What to work on:
Tally every line in the listing that holds the string "from", then state the total and nothing more.

(Task material Opens)

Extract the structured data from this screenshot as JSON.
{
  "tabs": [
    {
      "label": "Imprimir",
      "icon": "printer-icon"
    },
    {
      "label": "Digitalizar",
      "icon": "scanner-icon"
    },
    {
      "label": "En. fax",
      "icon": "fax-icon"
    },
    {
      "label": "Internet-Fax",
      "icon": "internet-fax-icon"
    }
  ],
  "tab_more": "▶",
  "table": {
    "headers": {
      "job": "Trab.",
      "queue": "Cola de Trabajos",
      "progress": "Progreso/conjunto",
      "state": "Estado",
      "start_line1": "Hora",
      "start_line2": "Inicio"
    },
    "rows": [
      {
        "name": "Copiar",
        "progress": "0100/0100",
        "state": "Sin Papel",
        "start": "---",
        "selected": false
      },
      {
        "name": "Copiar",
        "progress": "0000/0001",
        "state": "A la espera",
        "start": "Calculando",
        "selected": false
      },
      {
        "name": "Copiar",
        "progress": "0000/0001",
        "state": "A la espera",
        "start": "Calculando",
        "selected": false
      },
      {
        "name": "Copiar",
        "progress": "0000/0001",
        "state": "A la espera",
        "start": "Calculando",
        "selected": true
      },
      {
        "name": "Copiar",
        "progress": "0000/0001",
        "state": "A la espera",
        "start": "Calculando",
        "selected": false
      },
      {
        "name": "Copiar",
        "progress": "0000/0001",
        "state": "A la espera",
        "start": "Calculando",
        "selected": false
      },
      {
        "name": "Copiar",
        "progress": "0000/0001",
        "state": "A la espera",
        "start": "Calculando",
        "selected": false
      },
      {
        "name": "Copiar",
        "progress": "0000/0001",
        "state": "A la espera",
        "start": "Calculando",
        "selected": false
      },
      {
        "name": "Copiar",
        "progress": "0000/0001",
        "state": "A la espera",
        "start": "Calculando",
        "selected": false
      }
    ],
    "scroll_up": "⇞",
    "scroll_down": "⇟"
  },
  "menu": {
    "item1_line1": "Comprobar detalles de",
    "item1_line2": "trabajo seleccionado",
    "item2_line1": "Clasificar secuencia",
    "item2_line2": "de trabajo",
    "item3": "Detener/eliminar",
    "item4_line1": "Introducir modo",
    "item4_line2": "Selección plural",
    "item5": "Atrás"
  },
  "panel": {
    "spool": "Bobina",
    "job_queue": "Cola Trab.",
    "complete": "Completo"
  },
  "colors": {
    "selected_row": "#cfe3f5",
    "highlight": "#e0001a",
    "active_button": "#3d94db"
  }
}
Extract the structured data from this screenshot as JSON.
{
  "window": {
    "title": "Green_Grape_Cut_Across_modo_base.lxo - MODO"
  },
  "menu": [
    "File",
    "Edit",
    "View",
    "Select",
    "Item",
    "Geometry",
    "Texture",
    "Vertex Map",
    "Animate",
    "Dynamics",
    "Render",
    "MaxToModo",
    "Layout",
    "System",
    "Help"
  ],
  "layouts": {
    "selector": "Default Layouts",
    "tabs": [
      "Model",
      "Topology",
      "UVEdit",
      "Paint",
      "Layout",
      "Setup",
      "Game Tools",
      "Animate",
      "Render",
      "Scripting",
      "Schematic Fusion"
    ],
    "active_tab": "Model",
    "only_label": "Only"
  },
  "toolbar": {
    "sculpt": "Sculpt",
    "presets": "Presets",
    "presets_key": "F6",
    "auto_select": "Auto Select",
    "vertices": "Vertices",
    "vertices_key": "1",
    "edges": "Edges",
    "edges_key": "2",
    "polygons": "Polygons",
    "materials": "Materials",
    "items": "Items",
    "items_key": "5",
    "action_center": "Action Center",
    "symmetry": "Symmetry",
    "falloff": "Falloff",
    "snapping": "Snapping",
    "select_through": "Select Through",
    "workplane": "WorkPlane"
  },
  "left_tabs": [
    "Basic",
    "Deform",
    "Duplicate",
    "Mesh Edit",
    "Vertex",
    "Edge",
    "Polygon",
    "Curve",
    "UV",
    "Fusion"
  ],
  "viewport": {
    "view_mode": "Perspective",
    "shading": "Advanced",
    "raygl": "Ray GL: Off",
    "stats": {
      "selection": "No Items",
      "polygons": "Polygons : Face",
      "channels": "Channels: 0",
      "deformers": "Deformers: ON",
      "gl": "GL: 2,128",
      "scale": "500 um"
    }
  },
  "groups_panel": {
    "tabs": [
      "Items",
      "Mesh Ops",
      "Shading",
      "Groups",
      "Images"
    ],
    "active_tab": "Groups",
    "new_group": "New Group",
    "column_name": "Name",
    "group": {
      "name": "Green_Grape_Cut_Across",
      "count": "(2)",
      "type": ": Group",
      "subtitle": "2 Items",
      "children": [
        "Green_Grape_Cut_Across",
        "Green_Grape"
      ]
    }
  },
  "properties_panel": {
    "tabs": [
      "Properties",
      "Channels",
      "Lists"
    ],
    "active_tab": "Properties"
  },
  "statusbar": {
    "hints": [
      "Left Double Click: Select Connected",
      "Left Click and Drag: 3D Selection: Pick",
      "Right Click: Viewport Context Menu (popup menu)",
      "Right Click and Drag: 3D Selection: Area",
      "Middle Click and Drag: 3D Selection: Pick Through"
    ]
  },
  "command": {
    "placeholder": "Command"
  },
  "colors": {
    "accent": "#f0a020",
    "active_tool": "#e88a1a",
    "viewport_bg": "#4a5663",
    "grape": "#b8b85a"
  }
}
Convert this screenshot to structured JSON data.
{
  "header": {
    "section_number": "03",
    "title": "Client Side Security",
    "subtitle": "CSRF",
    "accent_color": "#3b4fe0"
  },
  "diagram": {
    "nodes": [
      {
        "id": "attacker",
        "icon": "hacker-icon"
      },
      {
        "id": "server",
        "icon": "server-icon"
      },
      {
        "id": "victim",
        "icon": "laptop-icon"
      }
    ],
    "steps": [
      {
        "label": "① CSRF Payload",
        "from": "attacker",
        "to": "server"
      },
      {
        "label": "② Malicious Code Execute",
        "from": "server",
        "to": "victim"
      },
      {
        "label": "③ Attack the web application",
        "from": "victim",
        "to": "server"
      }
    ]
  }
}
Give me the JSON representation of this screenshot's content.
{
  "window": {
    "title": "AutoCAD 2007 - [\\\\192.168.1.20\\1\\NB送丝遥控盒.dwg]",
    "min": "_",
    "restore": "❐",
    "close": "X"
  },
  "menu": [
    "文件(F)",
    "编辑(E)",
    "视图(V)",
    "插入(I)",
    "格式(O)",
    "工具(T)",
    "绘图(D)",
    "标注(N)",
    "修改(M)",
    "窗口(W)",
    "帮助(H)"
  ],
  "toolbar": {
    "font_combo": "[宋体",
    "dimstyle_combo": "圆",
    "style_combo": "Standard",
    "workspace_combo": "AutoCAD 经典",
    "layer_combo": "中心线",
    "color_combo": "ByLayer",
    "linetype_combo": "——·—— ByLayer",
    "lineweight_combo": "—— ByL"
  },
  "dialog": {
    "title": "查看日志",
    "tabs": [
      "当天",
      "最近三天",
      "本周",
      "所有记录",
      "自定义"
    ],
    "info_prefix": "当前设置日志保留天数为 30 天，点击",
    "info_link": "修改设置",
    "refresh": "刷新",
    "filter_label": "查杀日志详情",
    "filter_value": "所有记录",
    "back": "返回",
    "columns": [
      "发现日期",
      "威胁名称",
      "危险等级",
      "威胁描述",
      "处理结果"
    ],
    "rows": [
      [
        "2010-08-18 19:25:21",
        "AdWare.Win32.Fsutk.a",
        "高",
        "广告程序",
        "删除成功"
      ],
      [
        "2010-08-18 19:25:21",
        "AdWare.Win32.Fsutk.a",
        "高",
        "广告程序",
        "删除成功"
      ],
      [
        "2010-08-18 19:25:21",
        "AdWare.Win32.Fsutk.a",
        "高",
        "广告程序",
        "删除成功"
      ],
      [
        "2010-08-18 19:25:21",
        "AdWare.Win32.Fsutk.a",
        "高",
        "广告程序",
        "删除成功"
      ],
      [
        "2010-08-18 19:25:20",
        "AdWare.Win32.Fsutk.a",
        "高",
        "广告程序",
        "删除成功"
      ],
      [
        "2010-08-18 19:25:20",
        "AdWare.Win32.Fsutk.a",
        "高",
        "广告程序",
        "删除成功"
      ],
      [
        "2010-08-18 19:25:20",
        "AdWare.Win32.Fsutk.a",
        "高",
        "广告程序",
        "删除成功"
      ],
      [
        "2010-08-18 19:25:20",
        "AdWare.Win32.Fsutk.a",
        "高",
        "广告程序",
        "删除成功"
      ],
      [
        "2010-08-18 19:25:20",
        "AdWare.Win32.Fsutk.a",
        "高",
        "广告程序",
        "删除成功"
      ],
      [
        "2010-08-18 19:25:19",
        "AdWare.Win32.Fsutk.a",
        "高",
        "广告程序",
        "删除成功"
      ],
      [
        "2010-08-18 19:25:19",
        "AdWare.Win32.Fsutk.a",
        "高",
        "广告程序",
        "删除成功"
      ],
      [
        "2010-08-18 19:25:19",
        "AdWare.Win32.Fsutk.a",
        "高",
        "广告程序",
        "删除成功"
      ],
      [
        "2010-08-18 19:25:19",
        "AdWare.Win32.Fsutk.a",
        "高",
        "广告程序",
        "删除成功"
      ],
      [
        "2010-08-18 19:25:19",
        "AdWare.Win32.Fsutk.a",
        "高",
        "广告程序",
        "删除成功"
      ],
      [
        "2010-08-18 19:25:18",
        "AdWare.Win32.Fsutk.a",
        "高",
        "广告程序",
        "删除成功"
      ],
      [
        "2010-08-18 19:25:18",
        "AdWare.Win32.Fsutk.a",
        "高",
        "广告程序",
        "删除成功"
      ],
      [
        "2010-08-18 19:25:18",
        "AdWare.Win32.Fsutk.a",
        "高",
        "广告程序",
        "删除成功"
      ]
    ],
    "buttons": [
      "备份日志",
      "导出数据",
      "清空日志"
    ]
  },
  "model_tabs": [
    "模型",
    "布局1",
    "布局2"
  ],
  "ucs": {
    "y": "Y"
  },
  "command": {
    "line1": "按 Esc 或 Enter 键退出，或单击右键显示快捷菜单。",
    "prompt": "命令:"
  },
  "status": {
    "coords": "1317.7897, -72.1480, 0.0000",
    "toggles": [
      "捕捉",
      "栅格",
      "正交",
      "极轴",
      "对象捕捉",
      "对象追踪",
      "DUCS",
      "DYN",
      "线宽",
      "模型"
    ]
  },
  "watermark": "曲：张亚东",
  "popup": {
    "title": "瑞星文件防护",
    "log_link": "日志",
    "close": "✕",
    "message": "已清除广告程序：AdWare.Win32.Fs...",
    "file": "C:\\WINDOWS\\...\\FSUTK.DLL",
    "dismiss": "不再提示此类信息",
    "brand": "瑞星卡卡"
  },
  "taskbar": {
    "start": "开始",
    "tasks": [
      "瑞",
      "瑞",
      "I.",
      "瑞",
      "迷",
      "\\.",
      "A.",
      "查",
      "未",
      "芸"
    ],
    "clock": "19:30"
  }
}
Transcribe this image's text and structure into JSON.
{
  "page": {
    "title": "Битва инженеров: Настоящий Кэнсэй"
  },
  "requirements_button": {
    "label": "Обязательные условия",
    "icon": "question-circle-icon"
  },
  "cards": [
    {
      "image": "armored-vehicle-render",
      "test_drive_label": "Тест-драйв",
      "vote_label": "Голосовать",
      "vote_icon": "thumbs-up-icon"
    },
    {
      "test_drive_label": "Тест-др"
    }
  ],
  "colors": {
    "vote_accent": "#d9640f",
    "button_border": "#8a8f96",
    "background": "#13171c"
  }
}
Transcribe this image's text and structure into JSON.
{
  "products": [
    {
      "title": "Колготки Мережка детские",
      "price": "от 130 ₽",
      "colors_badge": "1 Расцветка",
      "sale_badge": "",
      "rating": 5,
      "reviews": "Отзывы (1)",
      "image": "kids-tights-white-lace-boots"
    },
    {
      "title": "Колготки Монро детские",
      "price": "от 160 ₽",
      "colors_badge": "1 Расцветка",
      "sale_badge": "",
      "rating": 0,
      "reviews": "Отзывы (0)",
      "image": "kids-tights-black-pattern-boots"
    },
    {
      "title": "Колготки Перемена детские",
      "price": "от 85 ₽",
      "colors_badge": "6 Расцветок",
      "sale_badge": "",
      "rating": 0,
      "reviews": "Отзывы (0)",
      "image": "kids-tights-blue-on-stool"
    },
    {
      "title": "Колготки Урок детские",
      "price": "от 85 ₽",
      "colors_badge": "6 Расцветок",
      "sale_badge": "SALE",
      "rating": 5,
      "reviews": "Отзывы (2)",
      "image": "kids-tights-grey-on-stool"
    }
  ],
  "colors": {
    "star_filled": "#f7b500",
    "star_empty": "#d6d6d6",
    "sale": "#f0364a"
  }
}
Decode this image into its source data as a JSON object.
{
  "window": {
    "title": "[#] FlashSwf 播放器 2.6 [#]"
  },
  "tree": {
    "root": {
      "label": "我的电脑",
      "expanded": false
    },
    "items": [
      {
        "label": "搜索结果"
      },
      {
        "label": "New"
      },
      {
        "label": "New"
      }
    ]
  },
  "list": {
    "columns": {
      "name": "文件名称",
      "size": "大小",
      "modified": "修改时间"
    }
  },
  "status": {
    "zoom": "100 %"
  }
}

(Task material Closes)

Problem solution:
5